- **DESCRIPTION OF THE TASK**
A complete and exact copy of the data below is required.

- **DATA EXCERPTS**
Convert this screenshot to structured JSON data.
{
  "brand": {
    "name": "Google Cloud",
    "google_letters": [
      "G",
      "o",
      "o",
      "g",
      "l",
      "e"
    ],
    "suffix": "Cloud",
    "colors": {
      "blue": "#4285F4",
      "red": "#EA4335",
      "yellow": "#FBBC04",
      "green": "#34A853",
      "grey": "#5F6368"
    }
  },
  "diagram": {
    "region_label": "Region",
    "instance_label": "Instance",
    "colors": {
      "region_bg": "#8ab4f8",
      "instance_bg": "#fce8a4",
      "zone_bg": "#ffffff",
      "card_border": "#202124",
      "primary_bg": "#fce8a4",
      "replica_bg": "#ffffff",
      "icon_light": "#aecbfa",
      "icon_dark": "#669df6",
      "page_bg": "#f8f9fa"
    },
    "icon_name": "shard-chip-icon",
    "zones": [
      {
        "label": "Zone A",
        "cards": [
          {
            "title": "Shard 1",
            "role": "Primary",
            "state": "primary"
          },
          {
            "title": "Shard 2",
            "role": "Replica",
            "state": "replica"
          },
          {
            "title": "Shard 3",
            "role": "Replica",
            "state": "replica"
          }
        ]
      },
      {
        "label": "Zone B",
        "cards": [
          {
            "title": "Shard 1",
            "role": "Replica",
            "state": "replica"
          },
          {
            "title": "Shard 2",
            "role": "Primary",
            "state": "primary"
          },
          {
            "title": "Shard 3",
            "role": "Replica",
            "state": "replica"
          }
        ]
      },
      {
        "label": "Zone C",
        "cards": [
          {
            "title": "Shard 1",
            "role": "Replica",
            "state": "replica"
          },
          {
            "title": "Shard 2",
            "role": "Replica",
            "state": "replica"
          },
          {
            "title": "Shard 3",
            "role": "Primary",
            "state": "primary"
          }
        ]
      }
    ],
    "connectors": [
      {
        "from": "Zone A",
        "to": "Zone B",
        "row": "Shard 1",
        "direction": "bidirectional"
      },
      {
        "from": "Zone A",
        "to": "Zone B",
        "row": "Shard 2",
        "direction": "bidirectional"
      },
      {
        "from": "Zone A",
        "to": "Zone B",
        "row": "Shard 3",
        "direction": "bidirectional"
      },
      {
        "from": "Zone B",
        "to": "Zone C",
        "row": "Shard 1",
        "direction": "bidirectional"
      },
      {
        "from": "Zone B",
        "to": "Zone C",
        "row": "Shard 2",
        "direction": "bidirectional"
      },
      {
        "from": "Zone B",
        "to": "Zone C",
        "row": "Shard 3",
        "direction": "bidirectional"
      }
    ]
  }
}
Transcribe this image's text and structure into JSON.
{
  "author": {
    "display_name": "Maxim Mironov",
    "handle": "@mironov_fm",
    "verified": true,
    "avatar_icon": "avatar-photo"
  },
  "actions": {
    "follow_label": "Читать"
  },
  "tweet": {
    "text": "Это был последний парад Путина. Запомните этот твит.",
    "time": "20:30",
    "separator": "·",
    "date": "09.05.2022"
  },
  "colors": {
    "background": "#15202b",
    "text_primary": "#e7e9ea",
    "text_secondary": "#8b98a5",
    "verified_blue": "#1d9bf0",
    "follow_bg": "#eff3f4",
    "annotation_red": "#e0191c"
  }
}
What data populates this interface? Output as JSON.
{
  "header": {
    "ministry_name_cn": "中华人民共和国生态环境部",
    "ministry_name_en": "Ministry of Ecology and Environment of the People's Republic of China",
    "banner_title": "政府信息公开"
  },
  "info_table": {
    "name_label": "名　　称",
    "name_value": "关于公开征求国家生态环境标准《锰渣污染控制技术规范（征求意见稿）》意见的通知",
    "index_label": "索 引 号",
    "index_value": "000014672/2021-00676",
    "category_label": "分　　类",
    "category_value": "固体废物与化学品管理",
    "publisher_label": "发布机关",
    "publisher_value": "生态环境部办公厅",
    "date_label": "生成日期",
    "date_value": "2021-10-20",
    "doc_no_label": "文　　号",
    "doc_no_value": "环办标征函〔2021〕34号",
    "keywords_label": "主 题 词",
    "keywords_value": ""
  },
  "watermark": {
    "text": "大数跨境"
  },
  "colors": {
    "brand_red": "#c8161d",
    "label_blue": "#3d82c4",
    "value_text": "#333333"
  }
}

- **EXERCISE ANSWER**
Convert this screenshot to structured JSON data.
{
  "brand": {
    "name": "Google Cloud",
    "google_letters": [
      "G",
      "o",
      "o",
      "g",
      "l",
      "e"
    ],
    "suffix": "Cloud",
    "colors": {
      "blue": "#4285F4",
      "red": "#EA4335",
      "yellow": "#FBBC04",
      "green": "#34A853",
      "grey": "#5F6368"
    }
  },
  "diagram": {
    "region_label": "Region",
    "instance_label": "Instance",
    "colors": {
      "region_bg": "#8ab4f8",
      "instance_bg": "#fce8a4",
      "zone_bg": "#ffffff",
      "card_border": "#202124",
      "primary_bg": "#fce8a4",
      "replica_bg": "#ffffff",
      "icon_light": "#aecbfa",
      "icon_dark": "#669df6",
      "page_bg": "#f8f9fa"
    },
    "icon_name": "shard-chip-icon",
    "zones": [
      {
        "label": "Zone A",
        "cards": [
          {
            "title": "Shard 1",
            "role": "Primary",
            "state": "primary"
          },
          {
            "title": "Shard 2",
            "role": "Replica",
            "state": "replica"
          },
          {
            "title": "Shard 3",
            "role": "Replica",
            "state": "replica"
          }
        ]
      },
      {
        "label": "Zone B",
        "cards": [
          {
            "title": "Shard 1",
            "role": "Replica",
            "state": "replica"
          },
          {
            "title": "Shard 2",
            "role": "Primary",
            "state": "primary"
          },
          {
            "title": "Shard 3",
            "role": "Replica",
            "state": "replica"
          }
        ]
      },
      {
        "label": "Zone C",
        "cards": [
          {
            "title": "Shard 1",
            "role": "Replica",
            "state": "replica"
          },
          {
            "title": "Shard 2",
            "role": "Replica",
            "state": "replica"
          },
          {
            "title": "Shard 3",
            "role": "Primary",
            "state": "primary"
          }
        ]
      }
    ],
    "connectors": [
      {
        "from": "Zone A",
        "to": "Zone B",
        "row": "Shard 1",
        "direction": "bidirectional"
      },
      {
        "from": "Zone A",
        "to": "Zone B",
        "row": "Shard 2",
        "direction": "bidirectional"
      },
      {
        "from": "Zone A",
        "to": "Zone B",
        "row": "Shard 3",
        "direction": "bidirectional"
      },
      {
        "from": "Zone B",
        "to": "Zone C",
        "row": "Shard 1",
        "direction": "bidirectional"
      },
      {
        "from": "Zone B",
        "to": "Zone C",
        "row": "Shard 2",
        "direction": "bidirectional"
      },
      {
        "from": "Zone B",
        "to": "Zone C",
        "row": "Shard 3",
        "direction": "bidirectional"
      }
    ]
  }
}
Transcribe this image's text and structure into JSON.
{
  "author": {
    "display_name": "Maxim Mironov",
    "handle": "@mironov_fm",
    "verified": true,
    "avatar_icon": "avatar-photo"
  },
  "actions": {
    "follow_label": "Читать"
  },
  "tweet": {
    "text": "Это был последний парад Путина. Запомните этот твит.",
    "time": "20:30",
    "separator": "·",
    "date": "09.05.2022"
  },
  "colors": {
    "background": "#15202b",
    "text_primary": "#e7e9ea",
    "text_secondary": "#8b98a5",
    "verified_blue": "#1d9bf0",
    "follow_bg": "#eff3f4",
    "annotation_red": "#e0191c"
  }
}
What data populates this interface? Output as JSON.
{
  "header": {
    "ministry_name_cn": "中华人民共和国生态环境部",
    "ministry_name_en": "Ministry of Ecology and Environment of the People's Republic of China",
    "banner_title": "政府信息公开"
  },
  "info_table": {
    "name_label": "名　　称",
    "name_value": "关于公开征求国家生态环境标准《锰渣污染控制技术规范（征求意见稿）》意见的通知",
    "index_label": "索 引 号",
    "index_value": "000014672/2021-00676",
    "category_label": "分　　类",
    "category_value": "固体废物与化学品管理",
    "publisher_label": "发布机关",
    "publisher_value": "生态环境部办公厅",
    "date_label": "生成日期",
    "date_value": "2021-10-20",
    "doc_no_label": "文　　号",
    "doc_no_value": "环办标征函〔2021〕34号",
    "keywords_label": "主 题 词",
    "keywords_value": ""
  },
  "watermark": {
    "text": "大数跨境"
  },
  "colors": {
    "brand_red": "#c8161d",
    "label_blue": "#3d82c4",
    "value_text": "#333333"
  }
}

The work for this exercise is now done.